Locking Up Our Own: Crime and Punishment in Black America
Longlist, National Book Awards 2017 for Nonfiction
James Forman, Jr. is a professor of law at Yale Law School. He has written for The New York Times, The Atlantic, numerous law reviews, and other publications. A former clerk for Justice Sandra Day O’Connor, he spent six years as a public defender in Washington, D.C., where he cofounded the Maya Angelou Public Charter School. More about this author >
In recent years, America’s criminal justice system has become the subject of an increasingly urgent debate. Critics have assailed the rise of mass incarceration, emphasizing its disproportionate impact on people of color.
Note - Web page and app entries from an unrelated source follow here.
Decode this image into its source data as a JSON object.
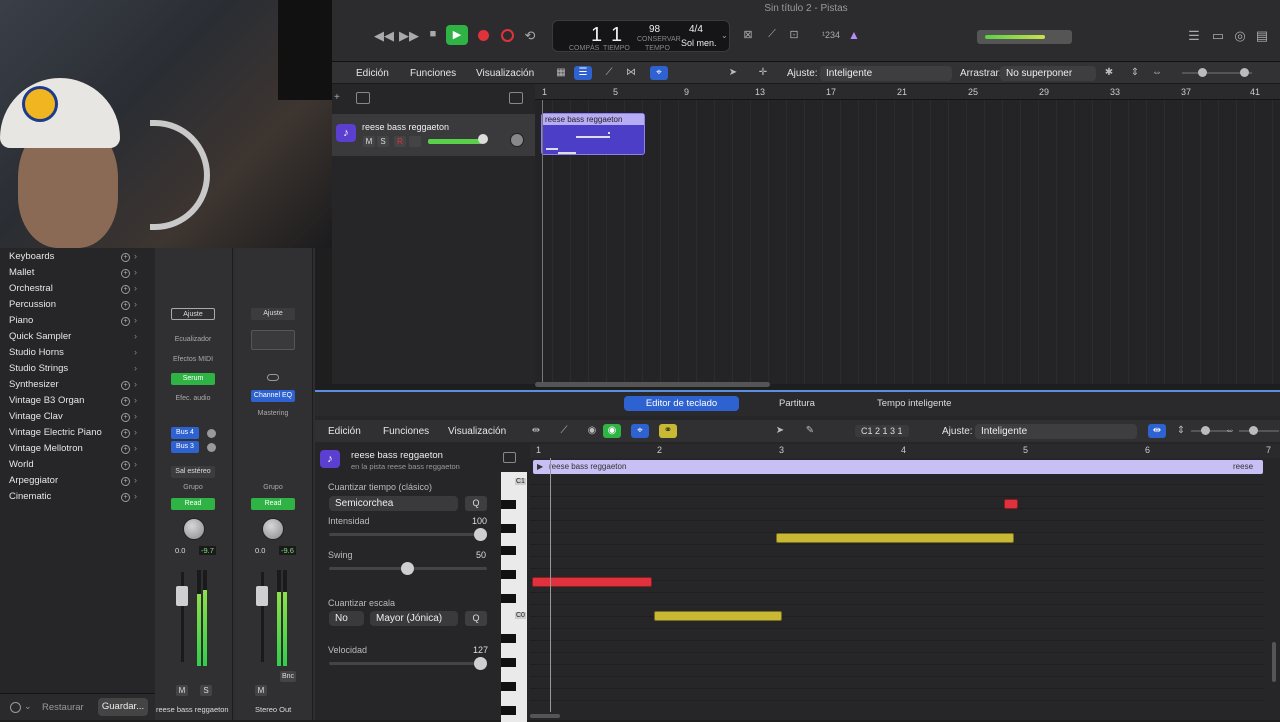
{
  "window": {
    "title": "Sin título 2 - Pistas"
  },
  "transport": {
    "bar": "1",
    "beat": "1",
    "bar_caption": "COMPÁS",
    "beat_caption": "TIEMPO",
    "tempo": "98",
    "tempo_caption": "CONSERVAR",
    "tempo_caption2": "TEMPO",
    "signature": "4/4",
    "key": "Sol men.",
    "count_in": "¹234"
  },
  "tracks_menu": {
    "edit": "Edición",
    "functions": "Funciones",
    "view": "Visualización",
    "snap_label": "Ajuste:",
    "snap_value": "Inteligente",
    "drag_label": "Arrastrar:",
    "drag_value": "No superponer"
  },
  "ruler": {
    "marks": [
      "1",
      "5",
      "9",
      "13",
      "17",
      "21",
      "25",
      "29",
      "33",
      "37",
      "41"
    ]
  },
  "track": {
    "name": "reese bass reggaeton",
    "mute": "M",
    "solo": "S",
    "record": "R",
    "region_name": "reese bass reggaeton"
  },
  "library": {
    "items": [
      {
        "label": "Keyboards",
        "plus": true
      },
      {
        "label": "Mallet",
        "plus": true
      },
      {
        "label": "Orchestral",
        "plus": true
      },
      {
        "label": "Percussion",
        "plus": true
      },
      {
        "label": "Piano",
        "plus": true
      },
      {
        "label": "Quick Sampler",
        "plus": false
      },
      {
        "label": "Studio Horns",
        "plus": false
      },
      {
        "label": "Studio Strings",
        "plus": false
      },
      {
        "label": "Synthesizer",
        "plus": true
      },
      {
        "label": "Vintage B3 Organ",
        "plus": true
      },
      {
        "label": "Vintage Clav",
        "plus": true
      },
      {
        "label": "Vintage Electric Piano",
        "plus": true
      },
      {
        "label": "Vintage Mellotron",
        "plus": true
      },
      {
        "label": "World",
        "plus": true
      },
      {
        "label": "Arpeggiator",
        "plus": true
      },
      {
        "label": "Cinematic",
        "plus": true
      }
    ],
    "restore": "Restaurar",
    "save": "Guardar..."
  },
  "mixer": {
    "strip1": {
      "settings": "Ajuste",
      "eq": "Ecualizador",
      "midi_fx": "Efectos MIDI",
      "instrument": "Serum",
      "audio_fx": "Efec. audio",
      "send1": "Bus 4",
      "send2": "Bus 3",
      "output": "Sal estéreo",
      "group": "Grupo",
      "automation": "Read",
      "volume": "0.0",
      "peak": "-9.7",
      "mute": "M",
      "solo": "S",
      "name": "reese bass reggaeton"
    },
    "strip2": {
      "settings": "Ajuste",
      "plugin": "Channel EQ",
      "plugin2": "Mastering",
      "group": "Grupo",
      "automation": "Read",
      "volume": "0.0",
      "peak": "-9.6",
      "mute": "M",
      "bounce": "Bnc",
      "name": "Stereo Out"
    }
  },
  "editor": {
    "tabs": [
      "Editor de teclado",
      "Partitura",
      "Tempo inteligente"
    ],
    "edit": "Edición",
    "functions": "Funciones",
    "view": "Visualización",
    "position": "C1  2 1 3 1",
    "snap_label": "Ajuste:",
    "snap_value": "Inteligente",
    "region_title": "reese bass reggaeton",
    "region_subtitle": "en la pista reese bass reggaeton",
    "quantize_label": "Cuantizar tiempo (clásico)",
    "quantize_value": "Semicorchea",
    "q": "Q",
    "strength_label": "Intensidad",
    "strength_value": "100",
    "swing_label": "Swing",
    "swing_value": "50",
    "scale_label": "Cuantizar escala",
    "scale_no": "No",
    "scale_value": "Mayor (Jónica)",
    "velocity_label": "Velocidad",
    "velocity_value": "127",
    "ruler": [
      "1",
      "2",
      "3",
      "4",
      "5",
      "6",
      "7"
    ],
    "region_strip": "reese bass reggaeton",
    "region_strip_end": "reese",
    "key_labels": [
      "C1",
      "C0"
    ]
  },
  "colors": {
    "accent": "#2d62d0",
    "region": "#4c3ec7",
    "note_red": "#e0323c",
    "note_yellow": "#c9b834",
    "meter": "#5ad04a"
  }
}
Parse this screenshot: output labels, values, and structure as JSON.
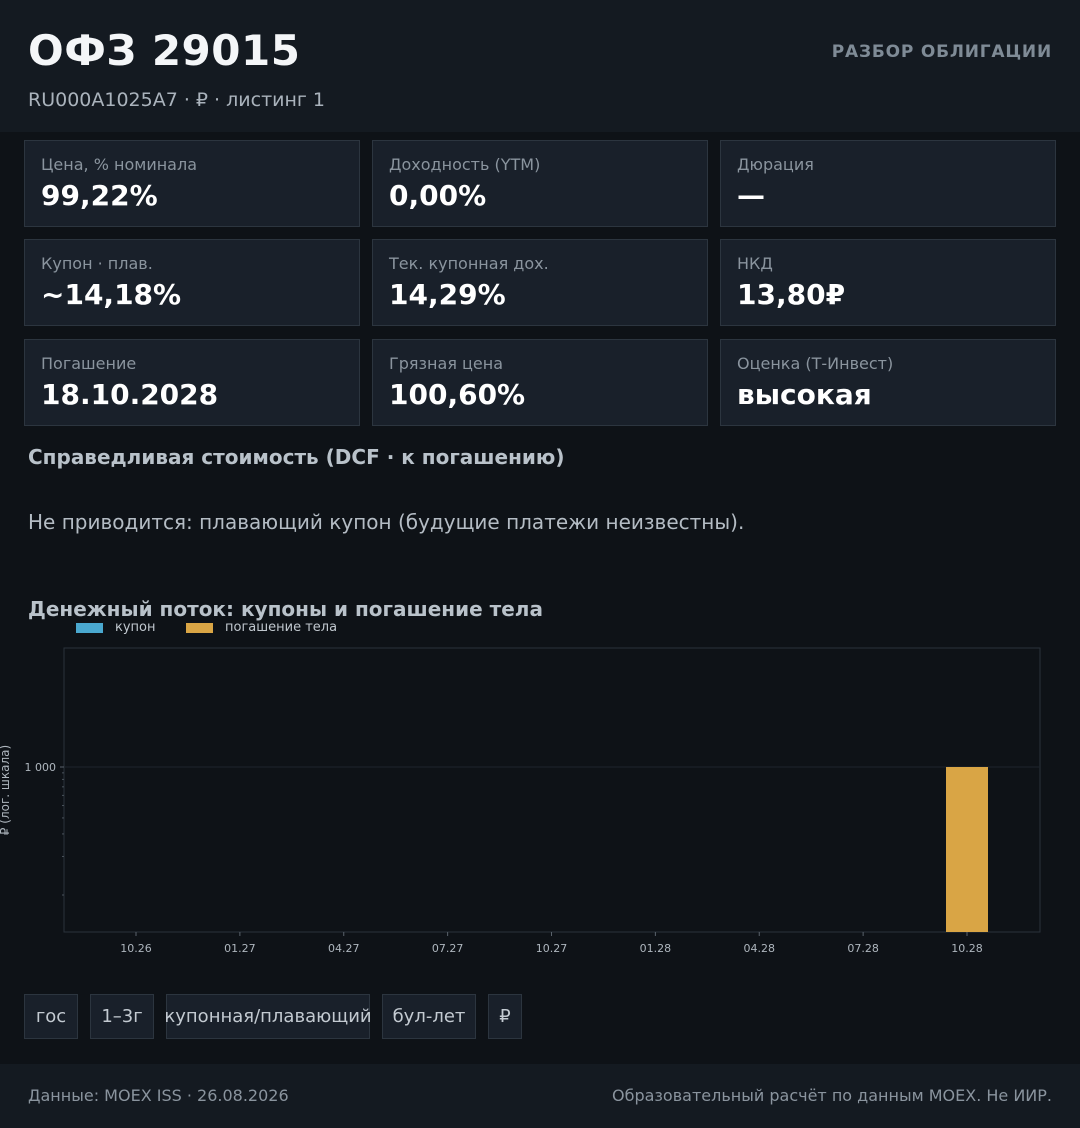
{
  "header": {
    "title": "ОФЗ 29015",
    "subtitle": "RU000A1025A7  ·  ₽  ·  листинг 1",
    "tag": "РАЗБОР ОБЛИГАЦИИ"
  },
  "metrics": [
    {
      "label": "Цена, % номинала",
      "value": "99,22%"
    },
    {
      "label": "Доходность (YTM)",
      "value": "0,00%"
    },
    {
      "label": "Дюрация",
      "value": "—"
    },
    {
      "label": "Купон · плав.",
      "value": "~14,18%"
    },
    {
      "label": "Тек. купонная дох.",
      "value": "14,29%"
    },
    {
      "label": "НКД",
      "value": "13,80₽"
    },
    {
      "label": "Погашение",
      "value": "18.10.2028"
    },
    {
      "label": "Грязная цена",
      "value": "100,60%"
    },
    {
      "label": "Оценка (Т-Инвест)",
      "value": "высокая"
    }
  ],
  "fair_value": {
    "title": "Справедливая стоимость (DCF · к погашению)",
    "note": "Не приводится: плавающий купон (будущие платежи неизвестны)."
  },
  "cashflow": {
    "title": "Денежный поток: купоны и погашение тела"
  },
  "chart_data": {
    "type": "bar",
    "title": "",
    "ylabel": "₽ (лог. шкала)",
    "yscale": "log",
    "yticks": [
      "1 000"
    ],
    "x_ticks": [
      "10.26",
      "01.27",
      "04.27",
      "07.27",
      "10.27",
      "01.28",
      "04.28",
      "07.28",
      "10.28"
    ],
    "series": [
      {
        "name": "купон",
        "color": "#4aa8cf",
        "points": []
      },
      {
        "name": "погашение тела",
        "color": "#d9a545",
        "points": [
          {
            "x": "10.28",
            "y": 1000
          }
        ]
      }
    ],
    "legend": "top-left",
    "grid": true
  },
  "tags": [
    "гос",
    "1–3г",
    "купонная/плавающий",
    "бул-лет",
    "₽"
  ],
  "footer": {
    "left": "Данные: MOEX ISS · 26.08.2026",
    "right": "Образовательный расчёт по данным MOEX. Не ИИР."
  }
}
As James Forman, Jr., points out, however, the war on crime that began in the 1970s was supported by many African American leaders in the nation’s urban centers. In Locking Up Our Own, he seeks to understand why.